**Source information**
.....

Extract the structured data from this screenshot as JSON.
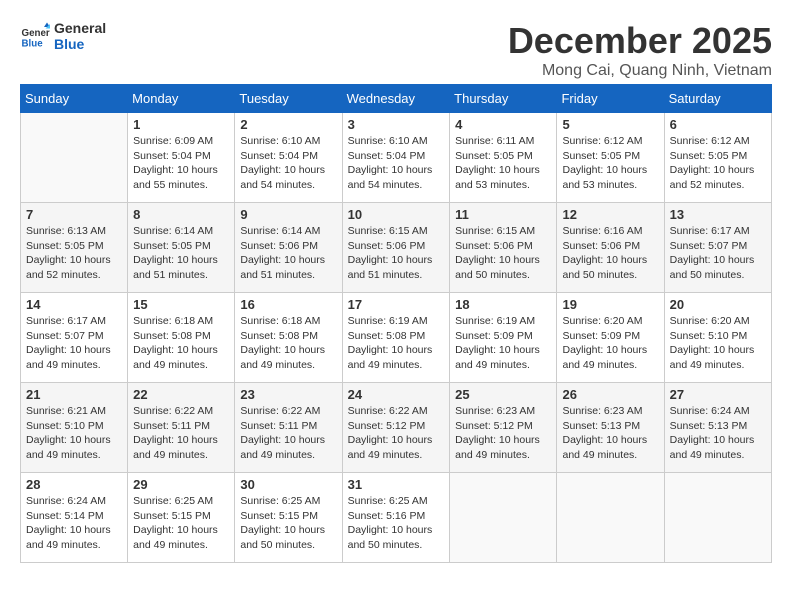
{
  "logo": {
    "general": "General",
    "blue": "Blue"
  },
  "title": "December 2025",
  "subtitle": "Mong Cai, Quang Ninh, Vietnam",
  "days_header": [
    "Sunday",
    "Monday",
    "Tuesday",
    "Wednesday",
    "Thursday",
    "Friday",
    "Saturday"
  ],
  "weeks": [
    [
      {
        "day": "",
        "info": ""
      },
      {
        "day": "1",
        "info": "Sunrise: 6:09 AM\nSunset: 5:04 PM\nDaylight: 10 hours\nand 55 minutes."
      },
      {
        "day": "2",
        "info": "Sunrise: 6:10 AM\nSunset: 5:04 PM\nDaylight: 10 hours\nand 54 minutes."
      },
      {
        "day": "3",
        "info": "Sunrise: 6:10 AM\nSunset: 5:04 PM\nDaylight: 10 hours\nand 54 minutes."
      },
      {
        "day": "4",
        "info": "Sunrise: 6:11 AM\nSunset: 5:05 PM\nDaylight: 10 hours\nand 53 minutes."
      },
      {
        "day": "5",
        "info": "Sunrise: 6:12 AM\nSunset: 5:05 PM\nDaylight: 10 hours\nand 53 minutes."
      },
      {
        "day": "6",
        "info": "Sunrise: 6:12 AM\nSunset: 5:05 PM\nDaylight: 10 hours\nand 52 minutes."
      }
    ],
    [
      {
        "day": "7",
        "info": "Sunrise: 6:13 AM\nSunset: 5:05 PM\nDaylight: 10 hours\nand 52 minutes."
      },
      {
        "day": "8",
        "info": "Sunrise: 6:14 AM\nSunset: 5:05 PM\nDaylight: 10 hours\nand 51 minutes."
      },
      {
        "day": "9",
        "info": "Sunrise: 6:14 AM\nSunset: 5:06 PM\nDaylight: 10 hours\nand 51 minutes."
      },
      {
        "day": "10",
        "info": "Sunrise: 6:15 AM\nSunset: 5:06 PM\nDaylight: 10 hours\nand 51 minutes."
      },
      {
        "day": "11",
        "info": "Sunrise: 6:15 AM\nSunset: 5:06 PM\nDaylight: 10 hours\nand 50 minutes."
      },
      {
        "day": "12",
        "info": "Sunrise: 6:16 AM\nSunset: 5:06 PM\nDaylight: 10 hours\nand 50 minutes."
      },
      {
        "day": "13",
        "info": "Sunrise: 6:17 AM\nSunset: 5:07 PM\nDaylight: 10 hours\nand 50 minutes."
      }
    ],
    [
      {
        "day": "14",
        "info": "Sunrise: 6:17 AM\nSunset: 5:07 PM\nDaylight: 10 hours\nand 49 minutes."
      },
      {
        "day": "15",
        "info": "Sunrise: 6:18 AM\nSunset: 5:08 PM\nDaylight: 10 hours\nand 49 minutes."
      },
      {
        "day": "16",
        "info": "Sunrise: 6:18 AM\nSunset: 5:08 PM\nDaylight: 10 hours\nand 49 minutes."
      },
      {
        "day": "17",
        "info": "Sunrise: 6:19 AM\nSunset: 5:08 PM\nDaylight: 10 hours\nand 49 minutes."
      },
      {
        "day": "18",
        "info": "Sunrise: 6:19 AM\nSunset: 5:09 PM\nDaylight: 10 hours\nand 49 minutes."
      },
      {
        "day": "19",
        "info": "Sunrise: 6:20 AM\nSunset: 5:09 PM\nDaylight: 10 hours\nand 49 minutes."
      },
      {
        "day": "20",
        "info": "Sunrise: 6:20 AM\nSunset: 5:10 PM\nDaylight: 10 hours\nand 49 minutes."
      }
    ],
    [
      {
        "day": "21",
        "info": "Sunrise: 6:21 AM\nSunset: 5:10 PM\nDaylight: 10 hours\nand 49 minutes."
      },
      {
        "day": "22",
        "info": "Sunrise: 6:22 AM\nSunset: 5:11 PM\nDaylight: 10 hours\nand 49 minutes."
      },
      {
        "day": "23",
        "info": "Sunrise: 6:22 AM\nSunset: 5:11 PM\nDaylight: 10 hours\nand 49 minutes."
      },
      {
        "day": "24",
        "info": "Sunrise: 6:22 AM\nSunset: 5:12 PM\nDaylight: 10 hours\nand 49 minutes."
      },
      {
        "day": "25",
        "info": "Sunrise: 6:23 AM\nSunset: 5:12 PM\nDaylight: 10 hours\nand 49 minutes."
      },
      {
        "day": "26",
        "info": "Sunrise: 6:23 AM\nSunset: 5:13 PM\nDaylight: 10 hours\nand 49 minutes."
      },
      {
        "day": "27",
        "info": "Sunrise: 6:24 AM\nSunset: 5:13 PM\nDaylight: 10 hours\nand 49 minutes."
      }
    ],
    [
      {
        "day": "28",
        "info": "Sunrise: 6:24 AM\nSunset: 5:14 PM\nDaylight: 10 hours\nand 49 minutes."
      },
      {
        "day": "29",
        "info": "Sunrise: 6:25 AM\nSunset: 5:15 PM\nDaylight: 10 hours\nand 49 minutes."
      },
      {
        "day": "30",
        "info": "Sunrise: 6:25 AM\nSunset: 5:15 PM\nDaylight: 10 hours\nand 50 minutes."
      },
      {
        "day": "31",
        "info": "Sunrise: 6:25 AM\nSunset: 5:16 PM\nDaylight: 10 hours\nand 50 minutes."
      },
      {
        "day": "",
        "info": ""
      },
      {
        "day": "",
        "info": ""
      },
      {
        "day": "",
        "info": ""
      }
    ]
  ]
}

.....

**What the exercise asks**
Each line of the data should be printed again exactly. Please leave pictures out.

**Result of the exercise**
Extract the structured data from this screenshot as JSON.
{
  "logo": {
    "general": "General",
    "blue": "Blue"
  },
  "title": "December 2025",
  "subtitle": "Mong Cai, Quang Ninh, Vietnam",
  "days_header": [
    "Sunday",
    "Monday",
    "Tuesday",
    "Wednesday",
    "Thursday",
    "Friday",
    "Saturday"
  ],
  "weeks": [
    [
      {
        "day": "",
        "info": ""
      },
      {
        "day": "1",
        "info": "Sunrise: 6:09 AM\nSunset: 5:04 PM\nDaylight: 10 hours\nand 55 minutes."
      },
      {
        "day": "2",
        "info": "Sunrise: 6:10 AM\nSunset: 5:04 PM\nDaylight: 10 hours\nand 54 minutes."
      },
      {
        "day": "3",
        "info": "Sunrise: 6:10 AM\nSunset: 5:04 PM\nDaylight: 10 hours\nand 54 minutes."
      },
      {
        "day": "4",
        "info": "Sunrise: 6:11 AM\nSunset: 5:05 PM\nDaylight: 10 hours\nand 53 minutes."
      },
      {
        "day": "5",
        "info": "Sunrise: 6:12 AM\nSunset: 5:05 PM\nDaylight: 10 hours\nand 53 minutes."
      },
      {
        "day": "6",
        "info": "Sunrise: 6:12 AM\nSunset: 5:05 PM\nDaylight: 10 hours\nand 52 minutes."
      }
    ],
    [
      {
        "day": "7",
        "info": "Sunrise: 6:13 AM\nSunset: 5:05 PM\nDaylight: 10 hours\nand 52 minutes."
      },
      {
        "day": "8",
        "info": "Sunrise: 6:14 AM\nSunset: 5:05 PM\nDaylight: 10 hours\nand 51 minutes."
      },
      {
        "day": "9",
        "info": "Sunrise: 6:14 AM\nSunset: 5:06 PM\nDaylight: 10 hours\nand 51 minutes."
      },
      {
        "day": "10",
        "info": "Sunrise: 6:15 AM\nSunset: 5:06 PM\nDaylight: 10 hours\nand 51 minutes."
      },
      {
        "day": "11",
        "info": "Sunrise: 6:15 AM\nSunset: 5:06 PM\nDaylight: 10 hours\nand 50 minutes."
      },
      {
        "day": "12",
        "info": "Sunrise: 6:16 AM\nSunset: 5:06 PM\nDaylight: 10 hours\nand 50 minutes."
      },
      {
        "day": "13",
        "info": "Sunrise: 6:17 AM\nSunset: 5:07 PM\nDaylight: 10 hours\nand 50 minutes."
      }
    ],
    [
      {
        "day": "14",
        "info": "Sunrise: 6:17 AM\nSunset: 5:07 PM\nDaylight: 10 hours\nand 49 minutes."
      },
      {
        "day": "15",
        "info": "Sunrise: 6:18 AM\nSunset: 5:08 PM\nDaylight: 10 hours\nand 49 minutes."
      },
      {
        "day": "16",
        "info": "Sunrise: 6:18 AM\nSunset: 5:08 PM\nDaylight: 10 hours\nand 49 minutes."
      },
      {
        "day": "17",
        "info": "Sunrise: 6:19 AM\nSunset: 5:08 PM\nDaylight: 10 hours\nand 49 minutes."
      },
      {
        "day": "18",
        "info": "Sunrise: 6:19 AM\nSunset: 5:09 PM\nDaylight: 10 hours\nand 49 minutes."
      },
      {
        "day": "19",
        "info": "Sunrise: 6:20 AM\nSunset: 5:09 PM\nDaylight: 10 hours\nand 49 minutes."
      },
      {
        "day": "20",
        "info": "Sunrise: 6:20 AM\nSunset: 5:10 PM\nDaylight: 10 hours\nand 49 minutes."
      }
    ],
    [
      {
        "day": "21",
        "info": "Sunrise: 6:21 AM\nSunset: 5:10 PM\nDaylight: 10 hours\nand 49 minutes."
      },
      {
        "day": "22",
        "info": "Sunrise: 6:22 AM\nSunset: 5:11 PM\nDaylight: 10 hours\nand 49 minutes."
      },
      {
        "day": "23",
        "info": "Sunrise: 6:22 AM\nSunset: 5:11 PM\nDaylight: 10 hours\nand 49 minutes."
      },
      {
        "day": "24",
        "info": "Sunrise: 6:22 AM\nSunset: 5:12 PM\nDaylight: 10 hours\nand 49 minutes."
      },
      {
        "day": "25",
        "info": "Sunrise: 6:23 AM\nSunset: 5:12 PM\nDaylight: 10 hours\nand 49 minutes."
      },
      {
        "day": "26",
        "info": "Sunrise: 6:23 AM\nSunset: 5:13 PM\nDaylight: 10 hours\nand 49 minutes."
      },
      {
        "day": "27",
        "info": "Sunrise: 6:24 AM\nSunset: 5:13 PM\nDaylight: 10 hours\nand 49 minutes."
      }
    ],
    [
      {
        "day": "28",
        "info": "Sunrise: 6:24 AM\nSunset: 5:14 PM\nDaylight: 10 hours\nand 49 minutes."
      },
      {
        "day": "29",
        "info": "Sunrise: 6:25 AM\nSunset: 5:15 PM\nDaylight: 10 hours\nand 49 minutes."
      },
      {
        "day": "30",
        "info": "Sunrise: 6:25 AM\nSunset: 5:15 PM\nDaylight: 10 hours\nand 50 minutes."
      },
      {
        "day": "31",
        "info": "Sunrise: 6:25 AM\nSunset: 5:16 PM\nDaylight: 10 hours\nand 50 minutes."
      },
      {
        "day": "",
        "info": ""
      },
      {
        "day": "",
        "info": ""
      },
      {
        "day": "",
        "info": ""
      }
    ]
  ]
}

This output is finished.